It would be different if the problem were not one of things made by Man himself, such as the atomic bomb and other means of mass destruction equally menacing all peoples. It would be different, for instance, if an epidemic of bubonic plague were threatening the entire world. In such a case conscientious and expert persons would be brought together and they would work out an intelligent plan to combat the plague. After having reached agreement upon the right ways and means, they would submit their plan to the governments. Those would hardly raise serious objections but rather agree speedily on the measures to be taken. They certainly would never think of trying to handle the matter in such a way that their own nation would be spared whereas the next one would be decimated.
But could not our situation be compared to one of a menacing epidemic? People are unable to view this situation in its true light, for their eyes are blinded by passion. General fear and anxiety create hatred and aggressiveness. The adaptation to warlike aims and activities has corrupted the mentality of man; as a result, intelligent, objective and humane thinking has hardly any effect and is even suspected and persecuted as unpatriotic.
There are, no doubt, in the opposite camps enough people of sound judgment and sense of justice who would be capable and eager to work out together a solution for the factual difficulties. But the efforts of such people are hampered by the fact that it is made impossible for them to come together for informal discussions.

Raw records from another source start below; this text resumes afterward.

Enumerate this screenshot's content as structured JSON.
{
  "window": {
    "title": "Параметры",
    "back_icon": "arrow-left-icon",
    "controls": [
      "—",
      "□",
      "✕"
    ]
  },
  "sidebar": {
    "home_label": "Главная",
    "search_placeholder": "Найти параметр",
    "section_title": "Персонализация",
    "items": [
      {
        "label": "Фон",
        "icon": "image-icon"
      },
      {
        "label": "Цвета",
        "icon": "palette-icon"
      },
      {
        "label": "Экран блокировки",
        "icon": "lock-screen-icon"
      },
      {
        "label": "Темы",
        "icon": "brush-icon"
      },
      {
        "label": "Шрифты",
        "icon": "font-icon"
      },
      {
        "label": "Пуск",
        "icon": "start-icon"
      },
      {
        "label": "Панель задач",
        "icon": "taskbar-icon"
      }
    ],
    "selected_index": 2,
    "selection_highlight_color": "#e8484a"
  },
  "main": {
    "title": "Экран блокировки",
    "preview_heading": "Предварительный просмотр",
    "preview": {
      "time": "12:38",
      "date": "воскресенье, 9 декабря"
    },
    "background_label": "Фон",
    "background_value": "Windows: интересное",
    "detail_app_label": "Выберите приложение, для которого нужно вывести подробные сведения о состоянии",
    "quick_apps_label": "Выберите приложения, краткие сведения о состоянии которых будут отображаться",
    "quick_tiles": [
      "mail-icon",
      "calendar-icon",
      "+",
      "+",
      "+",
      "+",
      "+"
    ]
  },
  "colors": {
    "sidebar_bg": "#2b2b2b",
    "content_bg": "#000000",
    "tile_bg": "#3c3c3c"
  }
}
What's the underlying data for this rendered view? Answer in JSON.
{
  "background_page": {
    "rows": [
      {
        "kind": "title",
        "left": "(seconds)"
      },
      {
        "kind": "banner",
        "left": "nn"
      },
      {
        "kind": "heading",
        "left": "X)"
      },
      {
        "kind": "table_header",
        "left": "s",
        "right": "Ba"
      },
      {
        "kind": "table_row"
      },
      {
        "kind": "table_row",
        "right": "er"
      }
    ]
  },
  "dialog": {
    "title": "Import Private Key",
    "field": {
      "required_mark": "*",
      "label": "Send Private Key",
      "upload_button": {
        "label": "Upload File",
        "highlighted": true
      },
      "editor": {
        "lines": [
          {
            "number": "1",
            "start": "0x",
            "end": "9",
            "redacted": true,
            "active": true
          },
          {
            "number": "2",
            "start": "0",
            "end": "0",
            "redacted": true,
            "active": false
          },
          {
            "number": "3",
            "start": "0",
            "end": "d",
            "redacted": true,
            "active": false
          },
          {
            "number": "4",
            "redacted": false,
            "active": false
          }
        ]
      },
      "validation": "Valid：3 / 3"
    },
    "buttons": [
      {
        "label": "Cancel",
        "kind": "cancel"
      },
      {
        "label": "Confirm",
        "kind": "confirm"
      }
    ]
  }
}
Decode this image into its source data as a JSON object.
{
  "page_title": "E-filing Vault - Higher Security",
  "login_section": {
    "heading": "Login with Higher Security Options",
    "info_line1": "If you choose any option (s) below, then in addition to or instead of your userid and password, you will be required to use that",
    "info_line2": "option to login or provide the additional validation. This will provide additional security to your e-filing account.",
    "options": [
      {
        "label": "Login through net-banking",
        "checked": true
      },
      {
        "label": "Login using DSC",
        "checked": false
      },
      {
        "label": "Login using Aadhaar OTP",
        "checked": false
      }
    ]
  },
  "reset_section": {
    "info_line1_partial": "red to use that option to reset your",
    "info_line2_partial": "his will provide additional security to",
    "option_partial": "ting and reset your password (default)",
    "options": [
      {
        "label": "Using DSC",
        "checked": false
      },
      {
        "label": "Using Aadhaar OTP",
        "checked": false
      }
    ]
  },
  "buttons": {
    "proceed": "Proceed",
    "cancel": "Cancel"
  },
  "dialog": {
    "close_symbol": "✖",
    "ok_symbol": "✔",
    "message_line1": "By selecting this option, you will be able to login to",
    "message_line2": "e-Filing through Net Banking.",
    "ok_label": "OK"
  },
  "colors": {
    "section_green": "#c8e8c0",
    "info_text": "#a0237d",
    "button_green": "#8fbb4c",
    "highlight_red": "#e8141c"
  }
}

I am thinking of persons who are accustomed to the objective approach to a problem and who will not be confused by exaggerated nationalism or other passions. This forced separation of the people of both camps I consider one of the major obstacles to the achievement of an acceptable solution of the burning problem of international security.
As long as contact between the two camps is limited to the official negotiations I can see little prospect for an intelligent agreement being reached, especially since considerations of national prestige as well as the attempt to talk out of the window for the benefit of the masses are bound to make reasonable progress almost impossible. What one party suggests officially is for that reason alone suspected and even made unacceptable to the other. Also behind all official negotiations stands—though veiled—the threat of naked power. The official method can lead to success only after spade-work of an informal nature has prepared the ground; the conviction that a mutually satisfactory solution can be reached must be gained first; then the actual negotiations can get under way with a fair promise of success.
We scientists believe that what we and our fellow-men do or fail to do within the next few years will determine the fate of our civilization. And we consider it our task untiringly to explain this truth, to help people realize all that is at stake, and to work, not for appeasement, but for understanding and ultimate agreement between peoples and nations of different views.